If your right eye causes you to sin, tear it out and throw it away. For it is better that you lose one of your members than that your whole body be thrown into hell. And if your right hand causes you to sin, cut it off and throw it away. For it is better that you lose one of your members than that your whole body go into hell.
(Mat 5:29-30)

Does this make any sense? It is great to help people on earth, but it they don't have Jesus Christ as an atonement for their SINS it doesn't matter. It just doesn't matter.
KING: What's your notion of hell?

J. OSTEEN: Well, I believe hell is a real place. I think it's -- you know, the scripture talks about it's separation from God. And I think -- I believe if God as light and love and everything good, then hell's going to be everything bad. I mean we certainly do not want to go there and I don't think hell was designed for people.

KING: You think there's life after death?

J. OSTEEN: I do. I believe we're all going to live on, that we're a spirit. This body -- I like to think of it as just like my coat. There's something on the inside of me that's making this thing move. And I'm -- the real me is on the inside. So I do believe we'll live on.
Good Job Joel! While I don't agree with him on every word here, I love that he said hell is a real place and that people will go there. (that was implied). There is a heaven and a hell. Good Work.
KING: Do you minister to the poor?

J. OSTEEN: Oh, we do. We do.

We have outreaches in our church. We support local outreaches as well. I mean, that's what the gospel is all about, helping others that are less fortunate.
No sir, it's not. The Gospel is about Christ dying for the sin's we have committed so that we might be reconciled to God. Our treatment of the poor is simply a reflection of the gift that Christ has given to us. The Gospel is about Salvation, and bringing Glory to God for being so MERCIFUL.
KING: What's your reaction, though, when God gets a bad name? There has been more people killed by religion than any other thing.

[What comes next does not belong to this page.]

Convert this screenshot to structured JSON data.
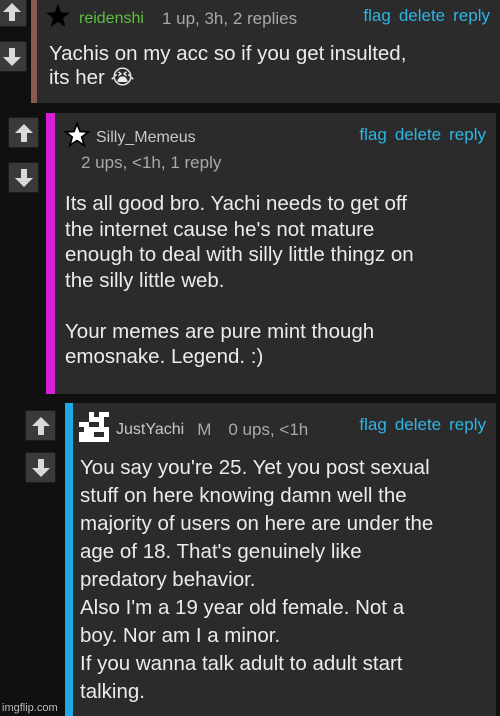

J. OSTEEN: It's been going on for centuries. Well, it's just like you said, God gets a bad name, and there are -- I think there are extremists in any group.

And, you know, we're not for that. We're for loving our enemies and helping people. But, you know, I -- you can fault anything. But a lot of times, it's extremists.
Bad premise's lead to bad conclusions.

Hitler and Stalin combined killed more people then any other group somewhere in the 30 million range, but that seems a little low.

Even so, Christianity has very little as far as deaths are concerned. The inquisition. The Crusades which was more of a Iraq I style war then anything it was about freeing people...

So really the issue here is that this is a fallacious attack that is repeatedly made on Christianity and should be answered once and for all and shown to be false.

Atheism is responsible for more deaths then anything else.

Joel has some good and some bad, but I think we need to pray that God Almighty would teach him the truth of the Gospel.

Thursday, January 3, 2008

The Word... The New Plan

Happy New Years! It's 2008!

Many people make goals or resolutions because of this
I am not
Therefore in the spirit of Matthew 5:37 I will make the following statement

I will read through my bible cover to cover in order again.

And so I would ask/tell you the following

There was a preacher whom I once heard say the following:
"You can't recall what you haven't called before"

So have you called your ENTIRE bible?

John 14:26 But the Helper, the Holy Spirit, whom the Father will send in my name, he will teach you all things and bring to your remembrance all that I have said to you.

Can you remember something you haven't see or thought or experienced previously?

In a word: NO!

So Go read your bible!

I will even give some links to bible reading plans.

Bible Plan
The Bible in 90 Days
One Year Breakdown